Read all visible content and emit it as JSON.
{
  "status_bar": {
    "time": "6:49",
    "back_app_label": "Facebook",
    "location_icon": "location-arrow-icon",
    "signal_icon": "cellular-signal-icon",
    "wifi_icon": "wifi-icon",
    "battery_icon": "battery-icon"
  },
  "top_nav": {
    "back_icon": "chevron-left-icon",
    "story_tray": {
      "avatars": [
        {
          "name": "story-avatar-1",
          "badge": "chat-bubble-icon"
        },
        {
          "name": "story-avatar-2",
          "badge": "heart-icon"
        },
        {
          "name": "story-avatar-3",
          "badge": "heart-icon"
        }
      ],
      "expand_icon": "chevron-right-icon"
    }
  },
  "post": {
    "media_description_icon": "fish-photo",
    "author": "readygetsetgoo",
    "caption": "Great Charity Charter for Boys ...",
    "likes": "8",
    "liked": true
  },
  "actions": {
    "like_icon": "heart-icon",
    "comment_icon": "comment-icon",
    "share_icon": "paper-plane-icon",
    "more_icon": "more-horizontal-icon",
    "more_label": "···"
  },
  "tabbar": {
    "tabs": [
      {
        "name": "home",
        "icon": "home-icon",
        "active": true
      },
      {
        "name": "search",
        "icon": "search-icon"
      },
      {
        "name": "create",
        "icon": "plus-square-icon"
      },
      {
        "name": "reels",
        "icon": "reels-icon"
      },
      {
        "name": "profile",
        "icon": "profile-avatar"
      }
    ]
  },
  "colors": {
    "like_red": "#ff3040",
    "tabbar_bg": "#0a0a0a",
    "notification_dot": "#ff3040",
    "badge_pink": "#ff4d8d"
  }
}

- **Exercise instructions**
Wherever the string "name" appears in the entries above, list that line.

- **Output for this task**
          "name": "story-avatar-1",
          "name": "story-avatar-2",
          "name": "story-avatar-3",
        "name": "home",
        "name": "search",
        "name": "create",
        "name": "reels",
        "name": "profile",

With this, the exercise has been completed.